» **WORK INSTRUCTIONS**: What is needed is a word-for-word restatement of all the entries.

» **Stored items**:
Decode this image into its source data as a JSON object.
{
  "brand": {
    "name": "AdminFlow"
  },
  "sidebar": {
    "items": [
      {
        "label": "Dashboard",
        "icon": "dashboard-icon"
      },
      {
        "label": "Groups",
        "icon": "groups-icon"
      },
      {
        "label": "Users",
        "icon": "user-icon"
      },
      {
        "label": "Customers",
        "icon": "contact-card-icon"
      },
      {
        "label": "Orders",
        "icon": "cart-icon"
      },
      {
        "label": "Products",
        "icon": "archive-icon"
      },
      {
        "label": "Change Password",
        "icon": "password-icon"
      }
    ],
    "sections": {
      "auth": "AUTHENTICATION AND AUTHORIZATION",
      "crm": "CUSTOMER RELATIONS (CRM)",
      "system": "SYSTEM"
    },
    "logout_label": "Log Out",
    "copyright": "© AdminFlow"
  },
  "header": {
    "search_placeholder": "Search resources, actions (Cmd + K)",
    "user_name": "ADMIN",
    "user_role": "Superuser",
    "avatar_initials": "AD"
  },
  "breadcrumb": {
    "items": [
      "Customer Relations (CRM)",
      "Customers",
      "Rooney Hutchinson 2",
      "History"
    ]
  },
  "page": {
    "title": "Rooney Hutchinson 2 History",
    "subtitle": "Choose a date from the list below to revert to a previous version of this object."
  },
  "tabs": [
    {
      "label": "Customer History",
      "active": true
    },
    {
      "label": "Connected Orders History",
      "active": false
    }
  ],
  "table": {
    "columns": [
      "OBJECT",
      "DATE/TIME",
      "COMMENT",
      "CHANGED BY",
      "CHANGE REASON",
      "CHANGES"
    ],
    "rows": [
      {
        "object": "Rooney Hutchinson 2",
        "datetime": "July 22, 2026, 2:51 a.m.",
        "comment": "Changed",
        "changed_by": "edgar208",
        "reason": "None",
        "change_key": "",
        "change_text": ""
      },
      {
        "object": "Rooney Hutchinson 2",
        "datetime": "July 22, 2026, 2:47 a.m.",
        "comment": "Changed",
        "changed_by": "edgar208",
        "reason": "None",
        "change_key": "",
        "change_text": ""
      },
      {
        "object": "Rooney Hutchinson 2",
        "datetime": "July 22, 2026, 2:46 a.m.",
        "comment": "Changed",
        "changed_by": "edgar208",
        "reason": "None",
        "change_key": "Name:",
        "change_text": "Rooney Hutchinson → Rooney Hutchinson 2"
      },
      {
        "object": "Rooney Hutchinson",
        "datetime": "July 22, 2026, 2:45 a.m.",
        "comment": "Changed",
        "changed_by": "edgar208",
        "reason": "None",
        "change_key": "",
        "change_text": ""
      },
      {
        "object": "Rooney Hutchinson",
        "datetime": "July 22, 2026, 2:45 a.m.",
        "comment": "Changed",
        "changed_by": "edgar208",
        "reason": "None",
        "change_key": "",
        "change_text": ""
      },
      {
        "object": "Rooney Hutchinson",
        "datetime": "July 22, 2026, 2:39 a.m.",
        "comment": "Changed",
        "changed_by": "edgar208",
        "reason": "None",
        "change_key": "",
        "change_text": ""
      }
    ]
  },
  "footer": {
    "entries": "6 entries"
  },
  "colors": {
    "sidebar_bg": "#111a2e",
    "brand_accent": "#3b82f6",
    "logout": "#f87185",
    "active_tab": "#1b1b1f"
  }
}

» **COMPLETED TASK**:
Decode this image into its source data as a JSON object.
{
  "brand": {
    "name": "AdminFlow"
  },
  "sidebar": {
    "items": [
      {
        "label": "Dashboard",
        "icon": "dashboard-icon"
      },
      {
        "label": "Groups",
        "icon": "groups-icon"
      },
      {
        "label": "Users",
        "icon": "user-icon"
      },
      {
        "label": "Customers",
        "icon": "contact-card-icon"
      },
      {
        "label": "Orders",
        "icon": "cart-icon"
      },
      {
        "label": "Products",
        "icon": "archive-icon"
      },
      {
        "label": "Change Password",
        "icon": "password-icon"
      }
    ],
    "sections": {
      "auth": "AUTHENTICATION AND AUTHORIZATION",
      "crm": "CUSTOMER RELATIONS (CRM)",
      "system": "SYSTEM"
    },
    "logout_label": "Log Out",
    "copyright": "© AdminFlow"
  },
  "header": {
    "search_placeholder": "Search resources, actions (Cmd + K)",
    "user_name": "ADMIN",
    "user_role": "Superuser",
    "avatar_initials": "AD"
  },
  "breadcrumb": {
    "items": [
      "Customer Relations (CRM)",
      "Customers",
      "Rooney Hutchinson 2",
      "History"
    ]
  },
  "page": {
    "title": "Rooney Hutchinson 2 History",
    "subtitle": "Choose a date from the list below to revert to a previous version of this object."
  },
  "tabs": [
    {
      "label": "Customer History",
      "active": true
    },
    {
      "label": "Connected Orders History",
      "active": false
    }
  ],
  "table": {
    "columns": [
      "OBJECT",
      "DATE/TIME",
      "COMMENT",
      "CHANGED BY",
      "CHANGE REASON",
      "CHANGES"
    ],
    "rows": [
      {
        "object": "Rooney Hutchinson 2",
        "datetime": "July 22, 2026, 2:51 a.m.",
        "comment": "Changed",
        "changed_by": "edgar208",
        "reason": "None",
        "change_key": "",
        "change_text": ""
      },
      {
        "object": "Rooney Hutchinson 2",
        "datetime": "July 22, 2026, 2:47 a.m.",
        "comment": "Changed",
        "changed_by": "edgar208",
        "reason": "None",
        "change_key": "",
        "change_text": ""
      },
      {
        "object": "Rooney Hutchinson 2",
        "datetime": "July 22, 2026, 2:46 a.m.",
        "comment": "Changed",
        "changed_by": "edgar208",
        "reason": "None",
        "change_key": "Name:",
        "change_text": "Rooney Hutchinson → Rooney Hutchinson 2"
      },
      {
        "object": "Rooney Hutchinson",
        "datetime": "July 22, 2026, 2:45 a.m.",
        "comment": "Changed",
        "changed_by": "edgar208",
        "reason": "None",
        "change_key": "",
        "change_text": ""
      },
      {
        "object": "Rooney Hutchinson",
        "datetime": "July 22, 2026, 2:45 a.m.",
        "comment": "Changed",
        "changed_by": "edgar208",
        "reason": "None",
        "change_key": "",
        "change_text": ""
      },
      {
        "object": "Rooney Hutchinson",
        "datetime": "July 22, 2026, 2:39 a.m.",
        "comment": "Changed",
        "changed_by": "edgar208",
        "reason": "None",
        "change_key": "",
        "change_text": ""
      }
    ]
  },
  "footer": {
    "entries": "6 entries"
  },
  "colors": {
    "sidebar_bg": "#111a2e",
    "brand_accent": "#3b82f6",
    "logout": "#f87185",
    "active_tab": "#1b1b1f"
  }
}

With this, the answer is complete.